Records to process.
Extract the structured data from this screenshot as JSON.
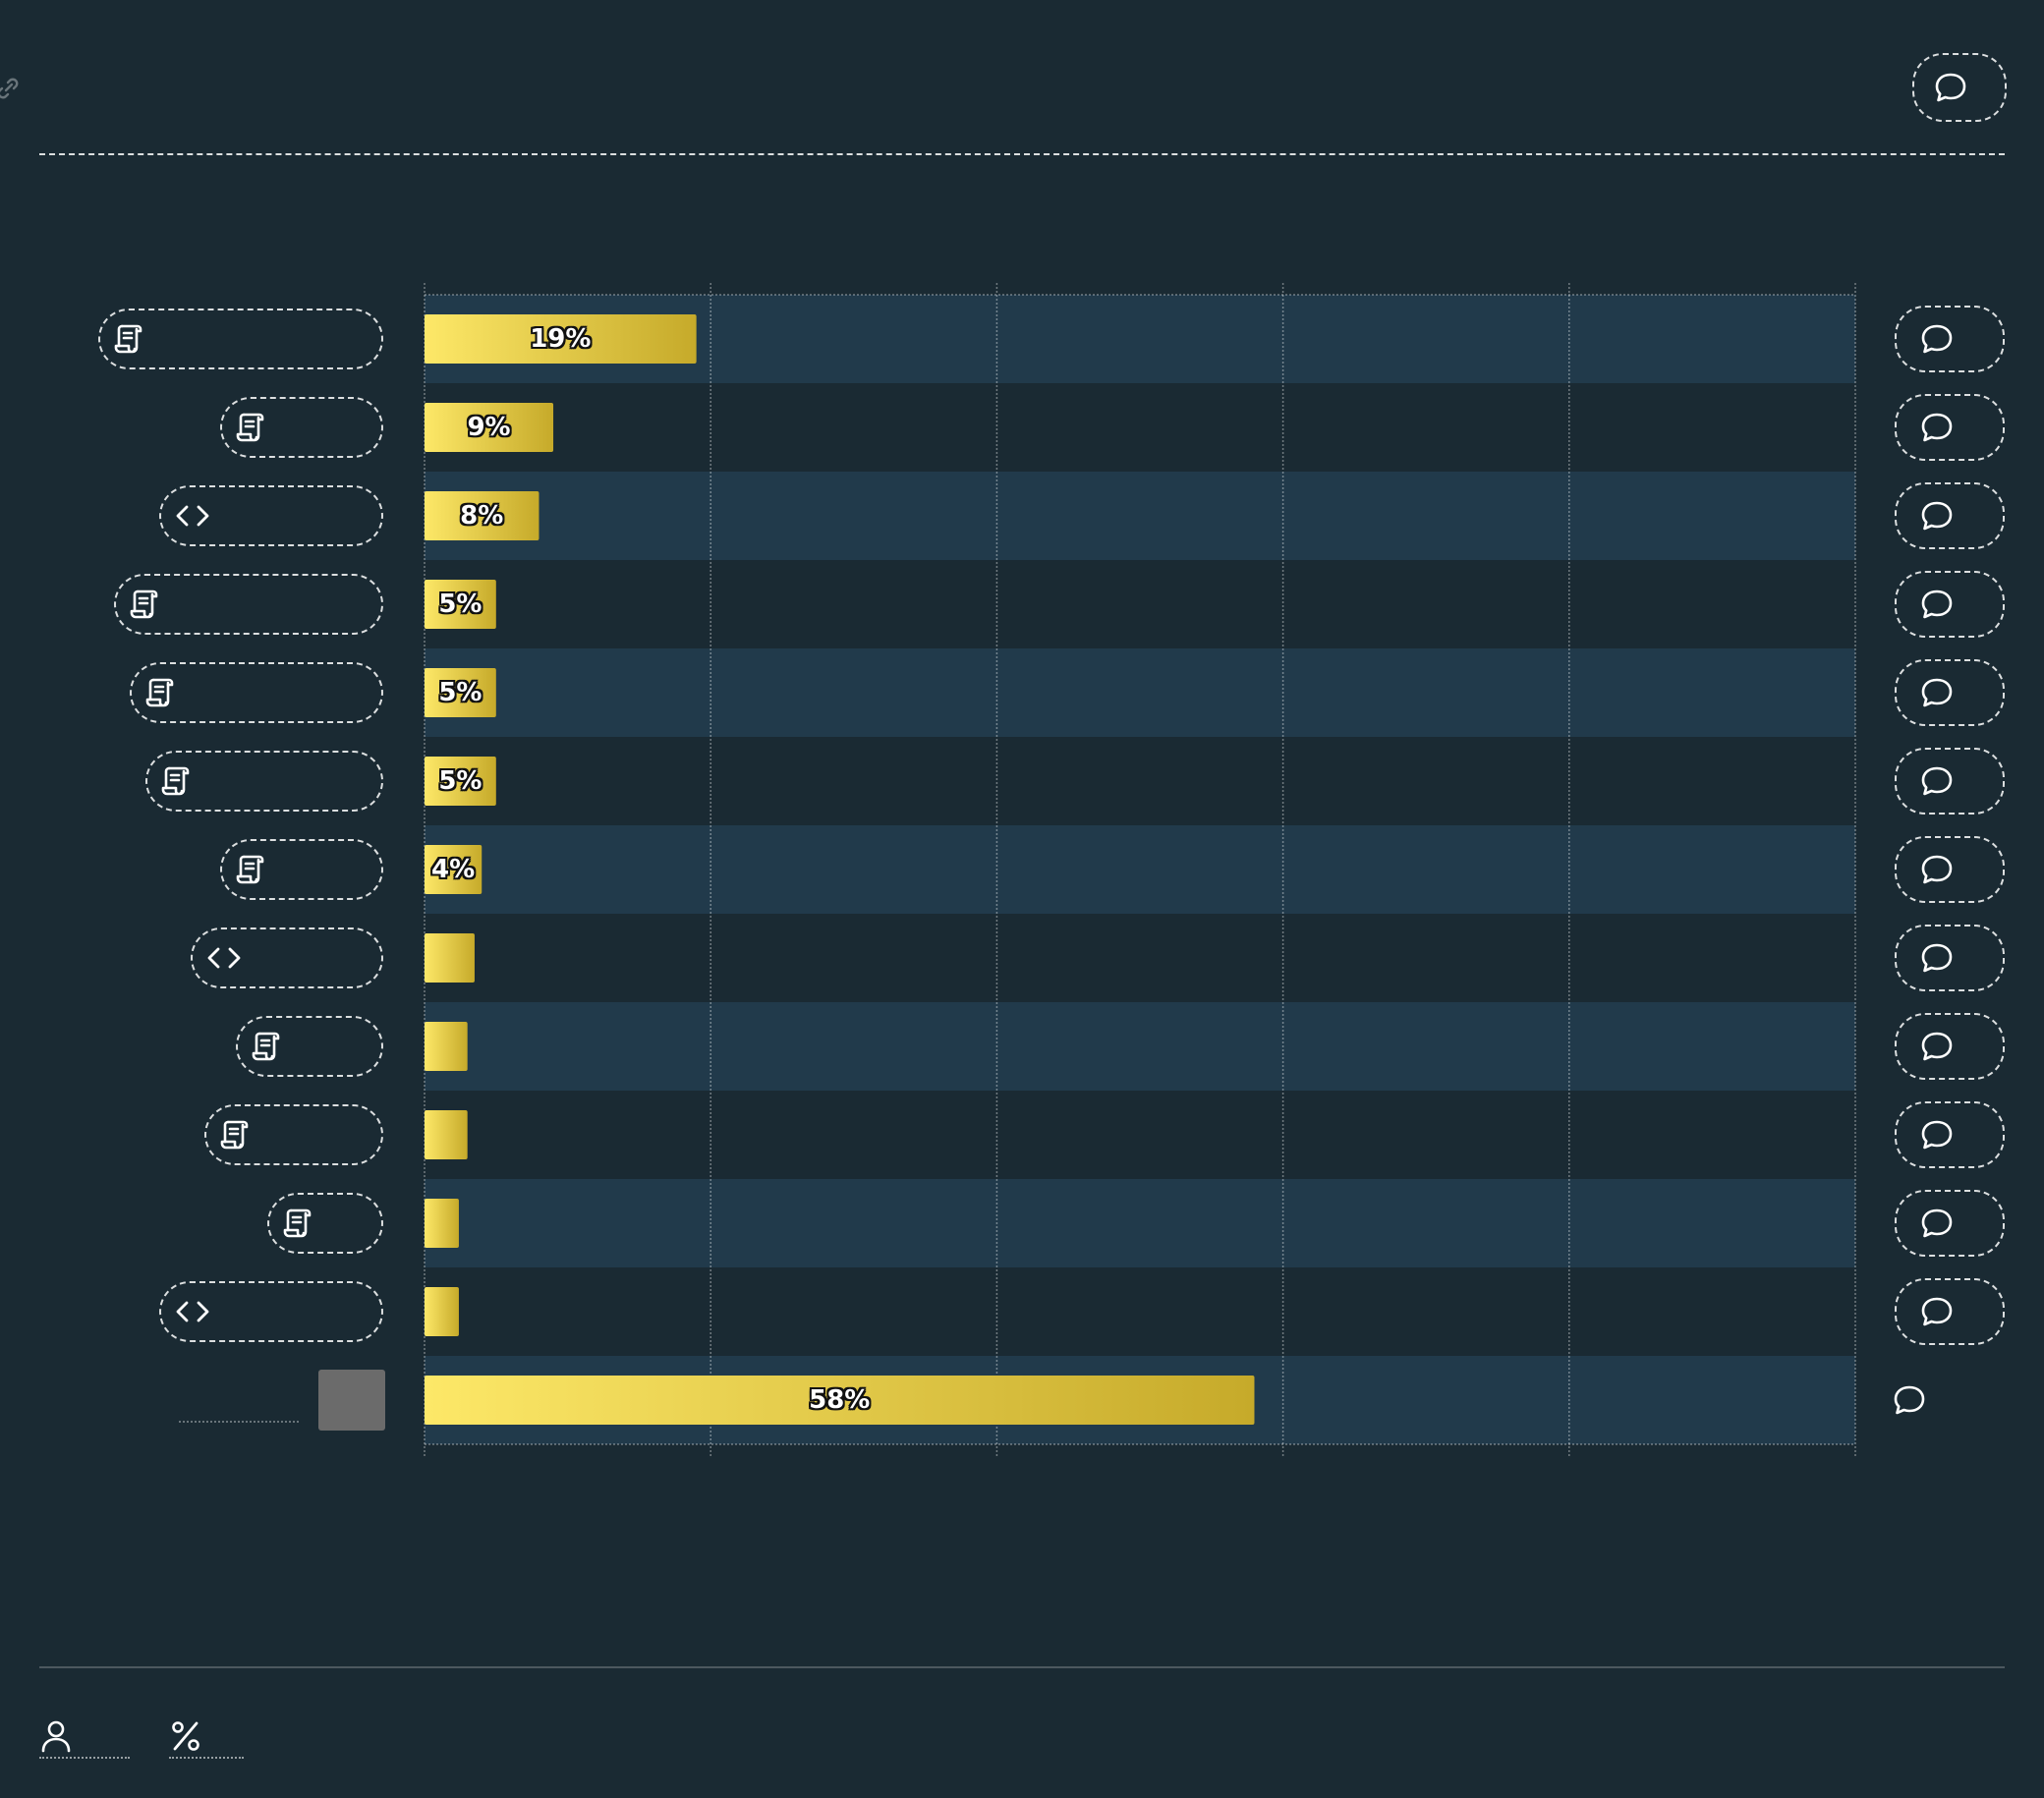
{
  "colors": {
    "background": "#1a2a33",
    "row_band": "#213a4b",
    "bar_start": "#fde868",
    "bar_end": "#c6aa2a",
    "other_swatch": "#6b6b6b"
  },
  "header": {
    "link_icon": "link-icon",
    "comment_icon": "comment-icon"
  },
  "footer": {
    "items": [
      {
        "icon": "user-icon"
      },
      {
        "icon": "percent-icon"
      }
    ]
  },
  "chart_data": {
    "type": "bar",
    "orientation": "horizontal",
    "categories": [
      "",
      "",
      "",
      "",
      "",
      "",
      "",
      "",
      "",
      "",
      "",
      "",
      ""
    ],
    "category_icons": [
      "scroll-icon",
      "scroll-icon",
      "code-icon",
      "scroll-icon",
      "scroll-icon",
      "scroll-icon",
      "scroll-icon",
      "code-icon",
      "scroll-icon",
      "scroll-icon",
      "scroll-icon",
      "code-icon",
      "other-swatch"
    ],
    "values": [
      19,
      9,
      8,
      5,
      5,
      5,
      4,
      3.5,
      3,
      3,
      2.4,
      2.4,
      58
    ],
    "data_labels": [
      "19%",
      "9%",
      "8%",
      "5%",
      "5%",
      "5%",
      "4%",
      "",
      "",
      "",
      "",
      "",
      "58%"
    ],
    "xlim": [
      0,
      100
    ],
    "x_gridlines": [
      0,
      20,
      40,
      60,
      80,
      100
    ],
    "grid": true,
    "row_comment_icons": true,
    "title": "",
    "xlabel": "",
    "ylabel": ""
  }
}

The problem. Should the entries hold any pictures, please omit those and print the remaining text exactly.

Reply.
Extract the structured data from this screenshot as JSON.
{
  "colors": {
    "background": "#1a2a33",
    "row_band": "#213a4b",
    "bar_start": "#fde868",
    "bar_end": "#c6aa2a",
    "other_swatch": "#6b6b6b"
  },
  "header": {
    "link_icon": "link-icon",
    "comment_icon": "comment-icon"
  },
  "footer": {
    "items": [
      {
        "icon": "user-icon"
      },
      {
        "icon": "percent-icon"
      }
    ]
  },
  "chart_data": {
    "type": "bar",
    "orientation": "horizontal",
    "categories": [
      "",
      "",
      "",
      "",
      "",
      "",
      "",
      "",
      "",
      "",
      "",
      "",
      ""
    ],
    "category_icons": [
      "scroll-icon",
      "scroll-icon",
      "code-icon",
      "scroll-icon",
      "scroll-icon",
      "scroll-icon",
      "scroll-icon",
      "code-icon",
      "scroll-icon",
      "scroll-icon",
      "scroll-icon",
      "code-icon",
      "other-swatch"
    ],
    "values": [
      19,
      9,
      8,
      5,
      5,
      5,
      4,
      3.5,
      3,
      3,
      2.4,
      2.4,
      58
    ],
    "data_labels": [
      "19%",
      "9%",
      "8%",
      "5%",
      "5%",
      "5%",
      "4%",
      "",
      "",
      "",
      "",
      "",
      "58%"
    ],
    "xlim": [
      0,
      100
    ],
    "x_gridlines": [
      0,
      20,
      40,
      60,
      80,
      100
    ],
    "grid": true,
    "row_comment_icons": true,
    "title": "",
    "xlabel": "",
    "ylabel": ""
  }
}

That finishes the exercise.